> **Your assignment**
Please print each record below exactly as it is written.

^^^^^^^^

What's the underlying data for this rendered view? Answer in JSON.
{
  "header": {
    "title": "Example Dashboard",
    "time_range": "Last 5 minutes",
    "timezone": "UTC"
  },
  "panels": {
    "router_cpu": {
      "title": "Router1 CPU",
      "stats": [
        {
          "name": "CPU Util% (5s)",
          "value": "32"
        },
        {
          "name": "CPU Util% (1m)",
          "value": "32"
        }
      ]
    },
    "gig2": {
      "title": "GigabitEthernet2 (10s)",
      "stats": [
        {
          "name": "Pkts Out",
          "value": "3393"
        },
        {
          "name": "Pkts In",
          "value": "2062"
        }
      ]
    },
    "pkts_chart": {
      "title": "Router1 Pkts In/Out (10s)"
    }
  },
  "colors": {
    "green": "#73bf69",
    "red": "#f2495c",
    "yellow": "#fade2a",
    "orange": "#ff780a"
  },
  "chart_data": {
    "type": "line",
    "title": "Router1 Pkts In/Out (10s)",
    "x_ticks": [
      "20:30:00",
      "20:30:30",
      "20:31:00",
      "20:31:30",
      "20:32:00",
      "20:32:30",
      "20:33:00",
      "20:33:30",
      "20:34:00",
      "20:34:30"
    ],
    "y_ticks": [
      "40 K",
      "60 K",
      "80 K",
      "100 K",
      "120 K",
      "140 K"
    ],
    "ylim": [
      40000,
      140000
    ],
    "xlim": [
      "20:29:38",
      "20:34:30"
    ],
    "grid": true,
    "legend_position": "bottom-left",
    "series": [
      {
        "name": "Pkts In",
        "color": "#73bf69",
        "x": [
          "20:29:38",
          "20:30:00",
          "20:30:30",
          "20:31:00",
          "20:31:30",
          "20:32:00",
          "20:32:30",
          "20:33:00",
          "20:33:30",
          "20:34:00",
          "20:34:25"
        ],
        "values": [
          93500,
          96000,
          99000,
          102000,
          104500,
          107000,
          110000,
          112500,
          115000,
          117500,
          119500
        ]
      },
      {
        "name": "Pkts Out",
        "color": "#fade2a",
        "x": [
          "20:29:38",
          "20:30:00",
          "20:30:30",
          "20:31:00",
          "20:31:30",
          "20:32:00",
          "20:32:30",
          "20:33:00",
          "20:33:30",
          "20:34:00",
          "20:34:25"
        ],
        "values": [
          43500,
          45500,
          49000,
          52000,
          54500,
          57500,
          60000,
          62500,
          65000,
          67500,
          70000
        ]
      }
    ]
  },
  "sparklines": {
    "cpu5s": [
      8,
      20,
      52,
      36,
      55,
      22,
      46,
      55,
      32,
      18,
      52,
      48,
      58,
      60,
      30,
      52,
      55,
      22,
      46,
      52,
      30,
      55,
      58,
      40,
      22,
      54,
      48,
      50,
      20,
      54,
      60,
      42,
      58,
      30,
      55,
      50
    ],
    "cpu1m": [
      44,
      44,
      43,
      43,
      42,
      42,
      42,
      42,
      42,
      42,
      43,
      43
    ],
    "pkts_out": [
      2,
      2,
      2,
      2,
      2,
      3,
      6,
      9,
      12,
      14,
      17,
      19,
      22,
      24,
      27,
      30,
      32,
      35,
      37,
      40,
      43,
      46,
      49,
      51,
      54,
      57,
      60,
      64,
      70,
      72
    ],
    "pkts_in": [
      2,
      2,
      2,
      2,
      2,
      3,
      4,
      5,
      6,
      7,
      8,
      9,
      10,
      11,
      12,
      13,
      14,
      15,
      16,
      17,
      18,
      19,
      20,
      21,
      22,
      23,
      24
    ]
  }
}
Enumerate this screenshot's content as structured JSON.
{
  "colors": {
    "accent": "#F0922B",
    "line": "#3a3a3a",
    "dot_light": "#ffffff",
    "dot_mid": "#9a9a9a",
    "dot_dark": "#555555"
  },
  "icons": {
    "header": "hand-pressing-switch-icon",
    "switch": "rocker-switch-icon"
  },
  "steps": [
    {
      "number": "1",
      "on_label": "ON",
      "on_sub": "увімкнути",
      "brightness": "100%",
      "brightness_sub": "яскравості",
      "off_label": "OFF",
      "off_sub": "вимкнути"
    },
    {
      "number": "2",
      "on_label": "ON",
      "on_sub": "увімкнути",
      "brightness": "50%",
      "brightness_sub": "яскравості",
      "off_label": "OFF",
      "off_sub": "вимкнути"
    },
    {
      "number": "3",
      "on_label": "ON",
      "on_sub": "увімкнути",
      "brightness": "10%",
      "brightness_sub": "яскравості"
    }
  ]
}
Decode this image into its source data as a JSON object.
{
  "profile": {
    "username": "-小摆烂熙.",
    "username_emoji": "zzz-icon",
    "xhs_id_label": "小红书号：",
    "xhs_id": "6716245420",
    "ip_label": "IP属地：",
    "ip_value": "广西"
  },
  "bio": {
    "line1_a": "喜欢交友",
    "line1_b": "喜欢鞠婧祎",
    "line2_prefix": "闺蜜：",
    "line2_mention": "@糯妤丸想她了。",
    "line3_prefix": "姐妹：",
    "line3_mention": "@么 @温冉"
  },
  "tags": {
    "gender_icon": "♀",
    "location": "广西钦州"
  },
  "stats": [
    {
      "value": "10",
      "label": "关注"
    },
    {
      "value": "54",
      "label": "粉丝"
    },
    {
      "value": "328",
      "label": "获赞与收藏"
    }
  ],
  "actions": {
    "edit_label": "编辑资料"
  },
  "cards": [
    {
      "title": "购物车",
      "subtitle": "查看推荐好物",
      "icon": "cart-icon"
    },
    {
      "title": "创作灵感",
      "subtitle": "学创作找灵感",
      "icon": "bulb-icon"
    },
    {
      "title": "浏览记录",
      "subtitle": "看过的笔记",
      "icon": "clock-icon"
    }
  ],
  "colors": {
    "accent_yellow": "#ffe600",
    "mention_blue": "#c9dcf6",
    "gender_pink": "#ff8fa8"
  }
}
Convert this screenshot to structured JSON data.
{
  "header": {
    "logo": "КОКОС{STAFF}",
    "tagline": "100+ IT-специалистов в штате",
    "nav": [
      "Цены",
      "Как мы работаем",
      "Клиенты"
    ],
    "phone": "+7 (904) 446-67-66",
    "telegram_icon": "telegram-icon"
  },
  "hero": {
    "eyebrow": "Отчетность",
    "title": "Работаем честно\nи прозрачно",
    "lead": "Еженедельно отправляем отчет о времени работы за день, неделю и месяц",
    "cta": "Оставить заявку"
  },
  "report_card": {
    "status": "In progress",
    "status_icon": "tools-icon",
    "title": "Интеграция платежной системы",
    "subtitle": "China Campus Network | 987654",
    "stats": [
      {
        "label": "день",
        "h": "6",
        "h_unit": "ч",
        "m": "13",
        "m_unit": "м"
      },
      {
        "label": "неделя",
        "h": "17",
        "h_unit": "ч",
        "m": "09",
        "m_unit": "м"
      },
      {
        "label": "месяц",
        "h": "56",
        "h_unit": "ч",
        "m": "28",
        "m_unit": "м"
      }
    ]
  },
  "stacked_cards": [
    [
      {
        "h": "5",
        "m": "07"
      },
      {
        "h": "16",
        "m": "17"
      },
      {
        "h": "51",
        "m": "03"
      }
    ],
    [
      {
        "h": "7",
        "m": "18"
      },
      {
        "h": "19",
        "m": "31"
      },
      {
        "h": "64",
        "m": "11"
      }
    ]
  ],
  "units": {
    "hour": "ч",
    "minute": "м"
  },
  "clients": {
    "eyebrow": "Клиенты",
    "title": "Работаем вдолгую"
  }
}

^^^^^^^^

> **Result of this task**
What's the underlying data for this rendered view? Answer in JSON.
{
  "header": {
    "title": "Example Dashboard",
    "time_range": "Last 5 minutes",
    "timezone": "UTC"
  },
  "panels": {
    "router_cpu": {
      "title": "Router1 CPU",
      "stats": [
        {
          "name": "CPU Util% (5s)",
          "value": "32"
        },
        {
          "name": "CPU Util% (1m)",
          "value": "32"
        }
      ]
    },
    "gig2": {
      "title": "GigabitEthernet2 (10s)",
      "stats": [
        {
          "name": "Pkts Out",
          "value": "3393"
        },
        {
          "name": "Pkts In",
          "value": "2062"
        }
      ]
    },
    "pkts_chart": {
      "title": "Router1 Pkts In/Out (10s)"
    }
  },
  "colors": {
    "green": "#73bf69",
    "red": "#f2495c",
    "yellow": "#fade2a",
    "orange": "#ff780a"
  },
  "chart_data": {
    "type": "line",
    "title": "Router1 Pkts In/Out (10s)",
    "x_ticks": [
      "20:30:00",
      "20:30:30",
      "20:31:00",
      "20:31:30",
      "20:32:00",
      "20:32:30",
      "20:33:00",
      "20:33:30",
      "20:34:00",
      "20:34:30"
    ],
    "y_ticks": [
      "40 K",
      "60 K",
      "80 K",
      "100 K",
      "120 K",
      "140 K"
    ],
    "ylim": [
      40000,
      140000
    ],
    "xlim": [
      "20:29:38",
      "20:34:30"
    ],
    "grid": true,
    "legend_position": "bottom-left",
    "series": [
      {
        "name": "Pkts In",
        "color": "#73bf69",
        "x": [
          "20:29:38",
          "20:30:00",
          "20:30:30",
          "20:31:00",
          "20:31:30",
          "20:32:00",
          "20:32:30",
          "20:33:00",
          "20:33:30",
          "20:34:00",
          "20:34:25"
        ],
        "values": [
          93500,
          96000,
          99000,
          102000,
          104500,
          107000,
          110000,
          112500,
          115000,
          117500,
          119500
        ]
      },
      {
        "name": "Pkts Out",
        "color": "#fade2a",
        "x": [
          "20:29:38",
          "20:30:00",
          "20:30:30",
          "20:31:00",
          "20:31:30",
          "20:32:00",
          "20:32:30",
          "20:33:00",
          "20:33:30",
          "20:34:00",
          "20:34:25"
        ],
        "values": [
          43500,
          45500,
          49000,
          52000,
          54500,
          57500,
          60000,
          62500,
          65000,
          67500,
          70000
        ]
      }
    ]
  },
  "sparklines": {
    "cpu5s": [
      8,
      20,
      52,
      36,
      55,
      22,
      46,
      55,
      32,
      18,
      52,
      48,
      58,
      60,
      30,
      52,
      55,
      22,
      46,
      52,
      30,
      55,
      58,
      40,
      22,
      54,
      48,
      50,
      20,
      54,
      60,
      42,
      58,
      30,
      55,
      50
    ],
    "cpu1m": [
      44,
      44,
      43,
      43,
      42,
      42,
      42,
      42,
      42,
      42,
      43,
      43
    ],
    "pkts_out": [
      2,
      2,
      2,
      2,
      2,
      3,
      6,
      9,
      12,
      14,
      17,
      19,
      22,
      24,
      27,
      30,
      32,
      35,
      37,
      40,
      43,
      46,
      49,
      51,
      54,
      57,
      60,
      64,
      70,
      72
    ],
    "pkts_in": [
      2,
      2,
      2,
      2,
      2,
      3,
      4,
      5,
      6,
      7,
      8,
      9,
      10,
      11,
      12,
      13,
      14,
      15,
      16,
      17,
      18,
      19,
      20,
      21,
      22,
      23,
      24
    ]
  }
}
Enumerate this screenshot's content as structured JSON.
{
  "colors": {
    "accent": "#F0922B",
    "line": "#3a3a3a",
    "dot_light": "#ffffff",
    "dot_mid": "#9a9a9a",
    "dot_dark": "#555555"
  },
  "icons": {
    "header": "hand-pressing-switch-icon",
    "switch": "rocker-switch-icon"
  },
  "steps": [
    {
      "number": "1",
      "on_label": "ON",
      "on_sub": "увімкнути",
      "brightness": "100%",
      "brightness_sub": "яскравості",
      "off_label": "OFF",
      "off_sub": "вимкнути"
    },
    {
      "number": "2",
      "on_label": "ON",
      "on_sub": "увімкнути",
      "brightness": "50%",
      "brightness_sub": "яскравості",
      "off_label": "OFF",
      "off_sub": "вимкнути"
    },
    {
      "number": "3",
      "on_label": "ON",
      "on_sub": "увімкнути",
      "brightness": "10%",
      "brightness_sub": "яскравості"
    }
  ]
}
Decode this image into its source data as a JSON object.
{
  "profile": {
    "username": "-小摆烂熙.",
    "username_emoji": "zzz-icon",
    "xhs_id_label": "小红书号：",
    "xhs_id": "6716245420",
    "ip_label": "IP属地：",
    "ip_value": "广西"
  },
  "bio": {
    "line1_a": "喜欢交友",
    "line1_b": "喜欢鞠婧祎",
    "line2_prefix": "闺蜜：",
    "line2_mention": "@糯妤丸想她了。",
    "line3_prefix": "姐妹：",
    "line3_mention": "@么 @温冉"
  },
  "tags": {
    "gender_icon": "♀",
    "location": "广西钦州"
  },
  "stats": [
    {
      "value": "10",
      "label": "关注"
    },
    {
      "value": "54",
      "label": "粉丝"
    },
    {
      "value": "328",
      "label": "获赞与收藏"
    }
  ],
  "actions": {
    "edit_label": "编辑资料"
  },
  "cards": [
    {
      "title": "购物车",
      "subtitle": "查看推荐好物",
      "icon": "cart-icon"
    },
    {
      "title": "创作灵感",
      "subtitle": "学创作找灵感",
      "icon": "bulb-icon"
    },
    {
      "title": "浏览记录",
      "subtitle": "看过的笔记",
      "icon": "clock-icon"
    }
  ],
  "colors": {
    "accent_yellow": "#ffe600",
    "mention_blue": "#c9dcf6",
    "gender_pink": "#ff8fa8"
  }
}
Convert this screenshot to structured JSON data.
{
  "header": {
    "logo": "КОКОС{STAFF}",
    "tagline": "100+ IT-специалистов в штате",
    "nav": [
      "Цены",
      "Как мы работаем",
      "Клиенты"
    ],
    "phone": "+7 (904) 446-67-66",
    "telegram_icon": "telegram-icon"
  },
  "hero": {
    "eyebrow": "Отчетность",
    "title": "Работаем честно\nи прозрачно",
    "lead": "Еженедельно отправляем отчет о времени работы за день, неделю и месяц",
    "cta": "Оставить заявку"
  },
  "report_card": {
    "status": "In progress",
    "status_icon": "tools-icon",
    "title": "Интеграция платежной системы",
    "subtitle": "China Campus Network | 987654",
    "stats": [
      {
        "label": "день",
        "h": "6",
        "h_unit": "ч",
        "m": "13",
        "m_unit": "м"
      },
      {
        "label": "неделя",
        "h": "17",
        "h_unit": "ч",
        "m": "09",
        "m_unit": "м"
      },
      {
        "label": "месяц",
        "h": "56",
        "h_unit": "ч",
        "m": "28",
        "m_unit": "м"
      }
    ]
  },
  "stacked_cards": [
    [
      {
        "h": "5",
        "m": "07"
      },
      {
        "h": "16",
        "m": "17"
      },
      {
        "h": "51",
        "m": "03"
      }
    ],
    [
      {
        "h": "7",
        "m": "18"
      },
      {
        "h": "19",
        "m": "31"
      },
      {
        "h": "64",
        "m": "11"
      }
    ]
  ],
  "units": {
    "hour": "ч",
    "minute": "м"
  },
  "clients": {
    "eyebrow": "Клиенты",
    "title": "Работаем вдолгую"
  }
}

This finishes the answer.